This week Johnny chose “All Guitar” as our theme. As a kid, I’ve always enjoyed my uncle and dad freestylin’ the blues on their acoustics. Something about those soothing string vibrations resonating throughout my body, it transported me to another era, time and place. It’s during that time in my childhood, I’ve come to realize the power of music can liberate my mind, and soul. *\o/*
I’ll start off with the legendary Charlie Patton, whose music helped define the Delta Blues. Howlin’ Wolf, John Lee Hooker and Robert Johnson were just a few that he inspired. Decades before rock ‘n’ roll, Patton would regularly play the guitar behind his head or back during raucous live performances.
Rattlesnake Blues – Charlie Patton
Junior Kimbrough – Lord, Have Mercy On Me
Jazz, Rock, Blues… this master can do it all:
Clarence “Gatemouth” Brown – I’ve Got My Mojo Working
Son House is one of the true originators, a man whose music sounds older than time, resonating with an intensity rarely matched in the popular music canon.
An influence on Muddy Waters and Robert Johnson, Son House was rediscovered in the 1960s after nearly two decades of retirement, and it’s the recordings from this period that represent the most satisfying listening experience for any student of the blues, whether a cappella, or with that ancient voice underpinned by House’s signature slide playing. The greatest Delta bluesman of them all?
Son House “Death Letter Blues”
Kansas Joe McCoy & Memphis Minnie – When the Levee Breaks
All hail the Grandma of Rock n’ Roll ♥
Didn’t it Rain/ Almost Lost my Mind – Sister Rosetta Tharpe
Mississippi Delta Blues – Muddy Waters
Dead by poisoning in 1938 aged 27, the shadowy figure claimed to have sold his soul to the devil at a Mississippi crossroads in exchange for otherworldly musical abilities will forever live on through the handful of recordings he made and his staggering influence on Western popular music.
Although Johnson is occasionally dismissed as unremarkable alongside Delta blues contemporaries Charley Patton and Son House, and there has even been speculation regarding whether the King Of The Delta Blues Singers albums are even at the right pitch and speed, his impact on bluesmen and rock ‘n’ rollers that followed on both sides of the Atlantic is impossibe to deny.
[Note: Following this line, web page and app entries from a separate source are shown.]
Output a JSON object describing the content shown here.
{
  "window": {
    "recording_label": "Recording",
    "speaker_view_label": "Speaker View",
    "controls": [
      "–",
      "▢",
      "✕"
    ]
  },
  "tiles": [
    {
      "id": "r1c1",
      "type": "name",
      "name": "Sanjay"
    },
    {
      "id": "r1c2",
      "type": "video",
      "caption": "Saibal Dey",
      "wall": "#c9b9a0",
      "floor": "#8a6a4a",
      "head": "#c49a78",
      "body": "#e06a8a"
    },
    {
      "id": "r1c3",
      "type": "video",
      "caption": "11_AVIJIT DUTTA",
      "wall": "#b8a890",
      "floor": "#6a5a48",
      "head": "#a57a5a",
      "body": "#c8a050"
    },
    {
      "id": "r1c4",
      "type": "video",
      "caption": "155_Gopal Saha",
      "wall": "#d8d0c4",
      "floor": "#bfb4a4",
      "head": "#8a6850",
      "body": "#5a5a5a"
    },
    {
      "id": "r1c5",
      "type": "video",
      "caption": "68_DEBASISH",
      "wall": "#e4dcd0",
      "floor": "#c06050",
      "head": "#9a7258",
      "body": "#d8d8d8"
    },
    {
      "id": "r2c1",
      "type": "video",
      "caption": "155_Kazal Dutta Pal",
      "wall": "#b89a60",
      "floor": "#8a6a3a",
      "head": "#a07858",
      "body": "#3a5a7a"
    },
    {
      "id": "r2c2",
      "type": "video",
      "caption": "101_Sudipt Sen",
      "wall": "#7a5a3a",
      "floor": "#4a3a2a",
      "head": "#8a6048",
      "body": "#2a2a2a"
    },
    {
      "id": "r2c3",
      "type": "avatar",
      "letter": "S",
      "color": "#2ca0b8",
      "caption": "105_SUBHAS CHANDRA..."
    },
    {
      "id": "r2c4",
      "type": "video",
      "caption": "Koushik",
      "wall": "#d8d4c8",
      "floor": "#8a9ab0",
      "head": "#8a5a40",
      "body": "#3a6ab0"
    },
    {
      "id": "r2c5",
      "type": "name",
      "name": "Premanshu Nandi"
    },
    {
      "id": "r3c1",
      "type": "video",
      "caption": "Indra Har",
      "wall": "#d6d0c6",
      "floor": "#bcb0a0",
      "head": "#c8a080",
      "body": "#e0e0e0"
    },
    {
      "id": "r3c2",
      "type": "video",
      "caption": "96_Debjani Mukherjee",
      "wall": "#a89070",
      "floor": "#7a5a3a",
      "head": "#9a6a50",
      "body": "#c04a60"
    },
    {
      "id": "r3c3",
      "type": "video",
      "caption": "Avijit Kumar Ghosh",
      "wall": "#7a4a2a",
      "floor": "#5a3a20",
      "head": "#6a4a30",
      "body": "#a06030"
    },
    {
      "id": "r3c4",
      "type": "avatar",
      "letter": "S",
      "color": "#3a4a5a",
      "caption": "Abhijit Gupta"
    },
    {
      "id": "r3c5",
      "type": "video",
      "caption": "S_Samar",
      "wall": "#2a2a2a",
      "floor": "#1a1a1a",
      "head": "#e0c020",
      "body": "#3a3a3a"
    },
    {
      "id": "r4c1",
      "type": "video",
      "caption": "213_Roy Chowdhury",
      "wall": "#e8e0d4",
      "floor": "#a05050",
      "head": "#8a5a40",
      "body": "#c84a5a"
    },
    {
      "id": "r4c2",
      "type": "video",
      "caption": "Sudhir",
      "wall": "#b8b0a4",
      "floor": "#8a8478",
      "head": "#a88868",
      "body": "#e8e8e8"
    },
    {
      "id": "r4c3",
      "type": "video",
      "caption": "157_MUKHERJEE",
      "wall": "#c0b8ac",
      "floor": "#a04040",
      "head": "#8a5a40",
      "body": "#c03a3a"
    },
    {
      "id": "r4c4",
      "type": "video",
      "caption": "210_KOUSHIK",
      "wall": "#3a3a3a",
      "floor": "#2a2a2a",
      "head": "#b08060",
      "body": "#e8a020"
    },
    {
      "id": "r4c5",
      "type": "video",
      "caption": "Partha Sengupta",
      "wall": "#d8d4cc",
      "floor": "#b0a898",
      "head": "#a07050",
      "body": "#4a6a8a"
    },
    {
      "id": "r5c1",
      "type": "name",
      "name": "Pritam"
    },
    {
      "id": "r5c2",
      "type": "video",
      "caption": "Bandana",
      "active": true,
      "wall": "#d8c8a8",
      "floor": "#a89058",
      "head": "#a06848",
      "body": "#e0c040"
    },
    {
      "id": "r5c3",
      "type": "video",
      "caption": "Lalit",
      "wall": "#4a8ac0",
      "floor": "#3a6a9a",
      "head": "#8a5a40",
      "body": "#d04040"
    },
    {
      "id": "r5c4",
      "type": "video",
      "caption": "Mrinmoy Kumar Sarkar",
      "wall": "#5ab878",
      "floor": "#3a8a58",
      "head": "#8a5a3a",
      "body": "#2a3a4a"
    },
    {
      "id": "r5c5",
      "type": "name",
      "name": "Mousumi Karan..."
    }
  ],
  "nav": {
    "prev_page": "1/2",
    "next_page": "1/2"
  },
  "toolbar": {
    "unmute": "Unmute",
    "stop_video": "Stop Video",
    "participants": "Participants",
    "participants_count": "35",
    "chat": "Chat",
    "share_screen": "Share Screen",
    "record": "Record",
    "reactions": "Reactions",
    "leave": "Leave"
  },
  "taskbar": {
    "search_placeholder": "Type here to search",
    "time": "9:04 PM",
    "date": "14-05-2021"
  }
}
Robert Johnson – Crossroad
Willie Dixon – Back door man
According to the guitarist, the time spent at Bron-Yr-Aur in 1970
…was the first time I really came to know Robert [Plant]. Actually living together at Bron-Yr-Aur, as opposed to occupying nearby hotel rooms. The songs took us into areas that changed the band, and it established a standard of travelling for inspiration… which is the best thing a musician can do.
Led Zepp – 1970 Bron-Yr-Aur
Bron-Y-Aur Stomp – Led Zeppelin (cover)